This week Golden State Killer suspect Joseph DeAngelo was officially charged with not only 13 murders, but a handful of the more than 50 rapes he’s accused of committing. Previously, it was unclear if he would be charged with any of the sexual assaults because of the statute of limitations.
So, how was the 72-year-old, suspected in the heinous, infamous crime spree that spanned six California jurisdictions between 1975 and 1986, charged?
It was thanks to the outside-the-box-thinking of Paul Graves, Contra Costa prosecutor and head of the county district attorney’s sex crimes unit. He used an obscure 1970s law that allows the prosecution to charge DeAngelo with kidnapping during the commission of a robbery for some of the rapes, according to The Mercury News in San Jose.
“People were only thinking of rape and murder and that’s all they were thinking,” Graves told the publication, adding that he and sex crimes unit paralegal Jayla LaPlant worked with former crime lab chief Paul Holes to find ways to charge DeAngelo for the incidents where he allegedly raped women by citing a 1973 law enacted for kidnapping during a robbery, a law that allows for a life sentence.
“It sounds on its face like we’re stretching it, but not in the eyes of the law,” Graves said.
The strategy worked.
Because of Graves’ creative thinking, Sacramento County was also able to charge DeAngelo with a handful of rapes.
In all, the suspected serial killer and rapist was charged with a total of 18 rapes.
Prosecutors representing six jurisdictions held a joint press conference on Tuesday to announce that they had consolidated the charges against DeAngelo into one felony complaint, filed in Sacramento County.

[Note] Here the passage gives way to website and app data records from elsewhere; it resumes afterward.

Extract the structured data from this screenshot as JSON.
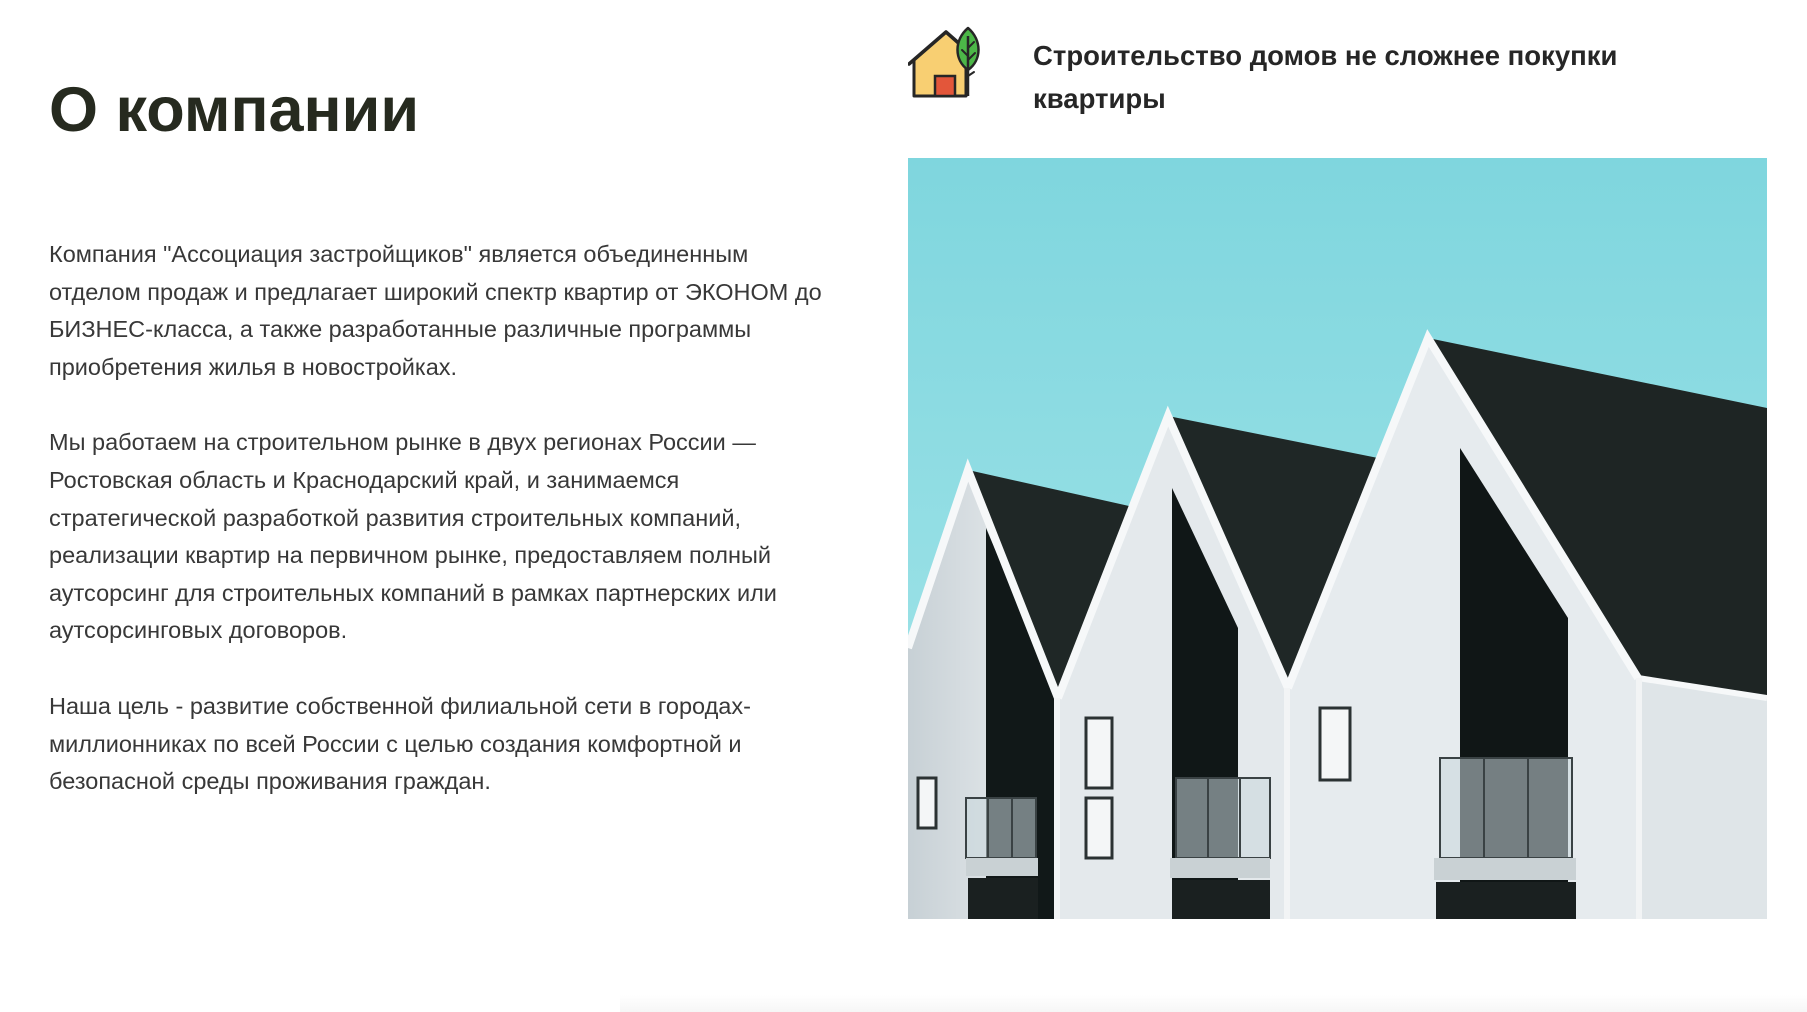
{
  "about": {
    "title": "О компании",
    "paragraphs": [
      "Компания \"Ассоциация застройщиков\" является объединенным отделом продаж и предлагает широкий спектр квартир от ЭКОНОМ до БИЗНЕС-класса, а также разработанные различные программы приобретения жилья в новостройках.",
      "Мы работаем на строительном рынке в двух регионах России — Ростовская область и Краснодарский край, и занимаемся стратегической разработкой развития строительных компаний, реализации квартир на первичном рынке, предоставляем полный аутсорсинг для строительных компаний в рамках партнерских или аутсорсинговых договоров.",
      "Наша цель - развитие собственной филиальной сети в городах-миллионниках по всей России с целью создания комфортной и безопасной среды проживания граждан."
    ]
  },
  "feature": {
    "icon": "eco-house-icon",
    "title": "Строительство домов не сложнее покупки квартиры"
  },
  "photo": {
    "subject": "gabled-houses-photo"
  },
  "colors": {
    "heading": "#262a1f",
    "text": "#383838",
    "sky": "#8fdce3",
    "roof": "#1e2524",
    "wall": "#e4e9ec"
  }
}
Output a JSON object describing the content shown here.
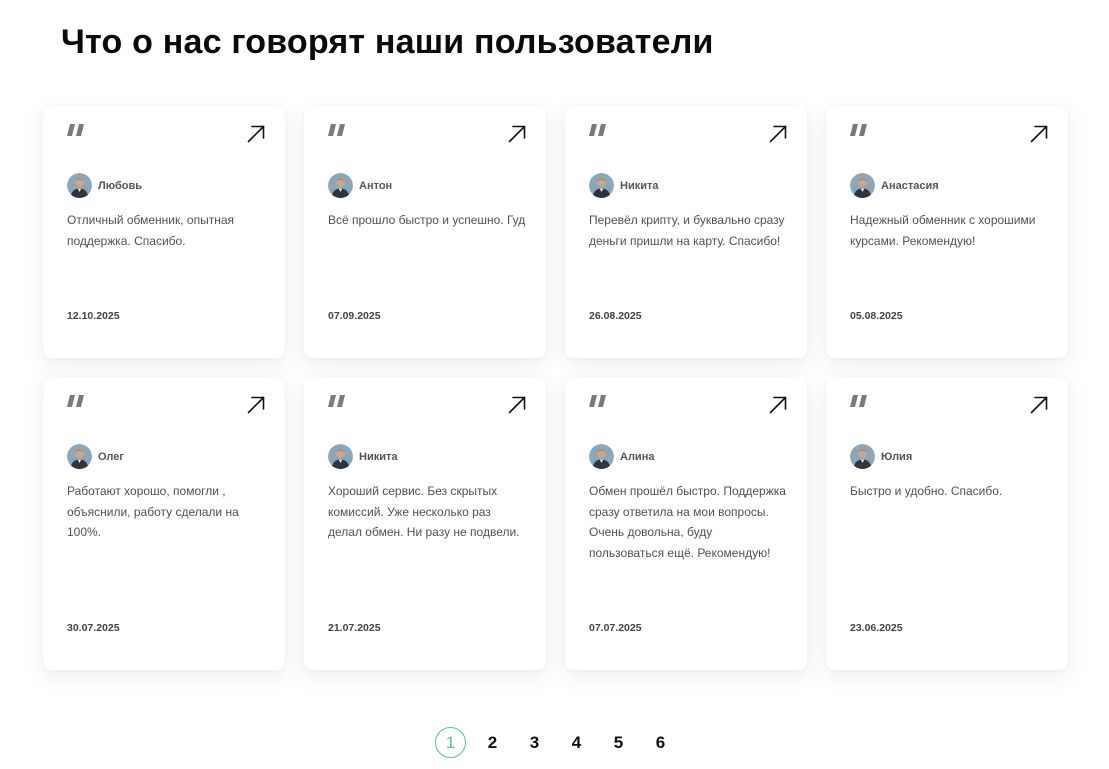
{
  "page": {
    "title": "Что о нас говорят наши пользователи"
  },
  "colors": {
    "accent": "#5fb8a8",
    "text": "#0a0a0a",
    "muted": "#505050"
  },
  "icons": {
    "quote": "quote-icon",
    "open": "arrow-up-right-icon"
  },
  "reviews": [
    {
      "name": "Любовь",
      "text": "Отличный обменник, опытная поддержка. Спасибо.",
      "date": "12.10.2025"
    },
    {
      "name": "Антон",
      "text": "Всё прошло быстро и успешно. Гуд",
      "date": "07.09.2025"
    },
    {
      "name": "Никита",
      "text": "Перевёл крипту, и буквально сразу деньги пришли на карту. Спасибо!",
      "date": "26.08.2025"
    },
    {
      "name": "Анастасия",
      "text": "Надежный обменник с хорошими курсами. Рекомендую!",
      "date": "05.08.2025"
    },
    {
      "name": "Олег",
      "text": "Работают хорошо, помогли , объяснили, работу сделали на 100%.",
      "date": "30.07.2025"
    },
    {
      "name": "Никита",
      "text": "Хороший сервис. Без скрытых комиссий. Уже несколько раз делал обмен. Ни разу не подвели.",
      "date": "21.07.2025"
    },
    {
      "name": "Алина",
      "text": "Обмен прошёл быстро. Поддержка сразу ответила на мои вопросы. Очень довольна, буду пользоваться ещё. Рекомендую!",
      "date": "07.07.2025"
    },
    {
      "name": "Юлия",
      "text": "Быстро и удобно. Спасибо.",
      "date": "23.06.2025"
    }
  ],
  "pagination": {
    "current": "1",
    "pages": [
      "1",
      "2",
      "3",
      "4",
      "5",
      "6"
    ]
  }
}
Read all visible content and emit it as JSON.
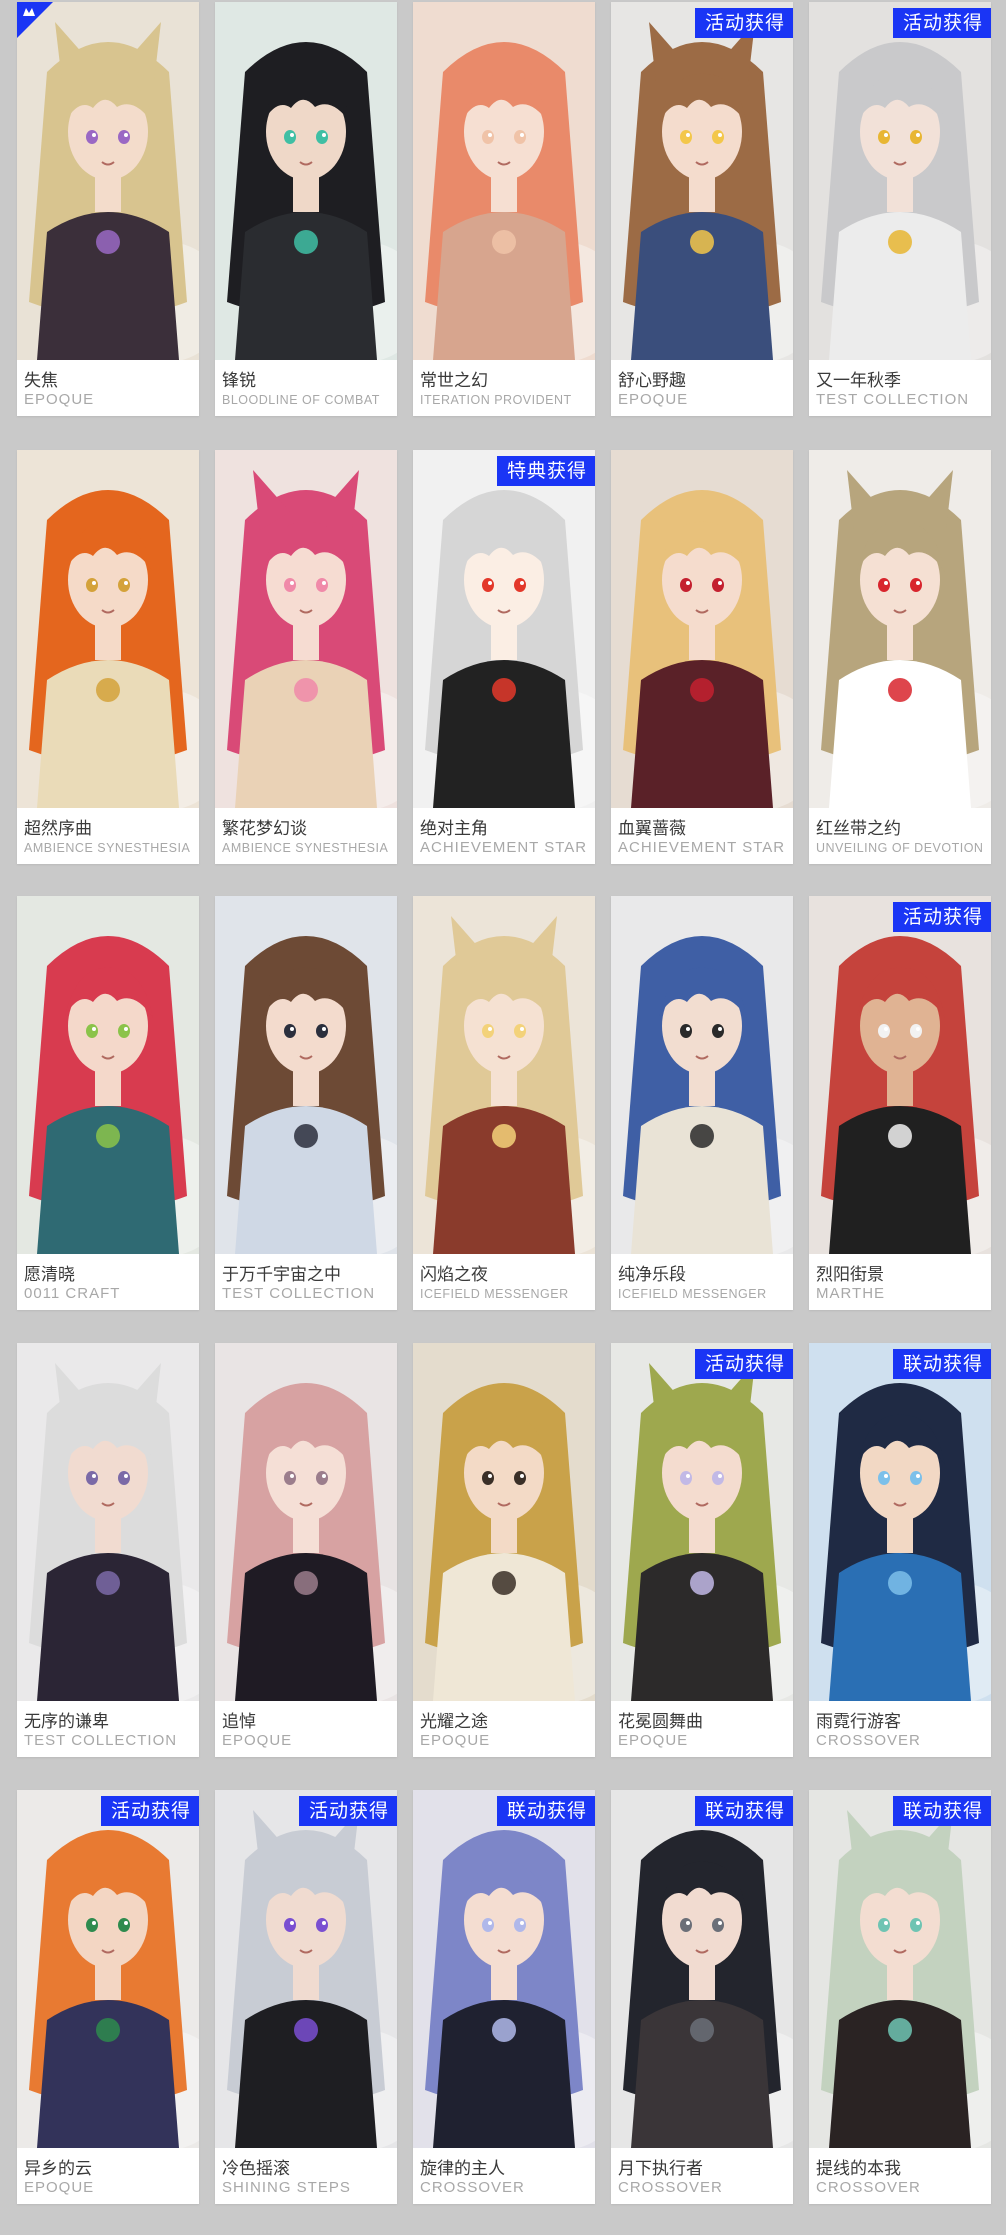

Oxygen.com obtained that complaint, which notes that all of DeAngelo's alleged victims who were not slain remain unidentified.
The still-anonymous victims are billed mostly in the complaint as "Jane Doe."
“We are unified and we are committed to delivering justice to the victims of the Golden State Killer and their loved ones, who for far too long have had justice elude them,” Ventura District Attorney Greg Totten said in the Tuesday press conference.
Thanks to new advances in DNA technology, and the efforts of law enforcement and sleuths alike, a break in the Golden State Killer saga was made earlier this year, and DeAngelo was arrested in April.
Earlier this month, police in the city of Visalia, along with Tulare County prosecutors, announced their belief that DeAngelo was also the elusive "Visalia Ransacker."
[Photo: Getty Images]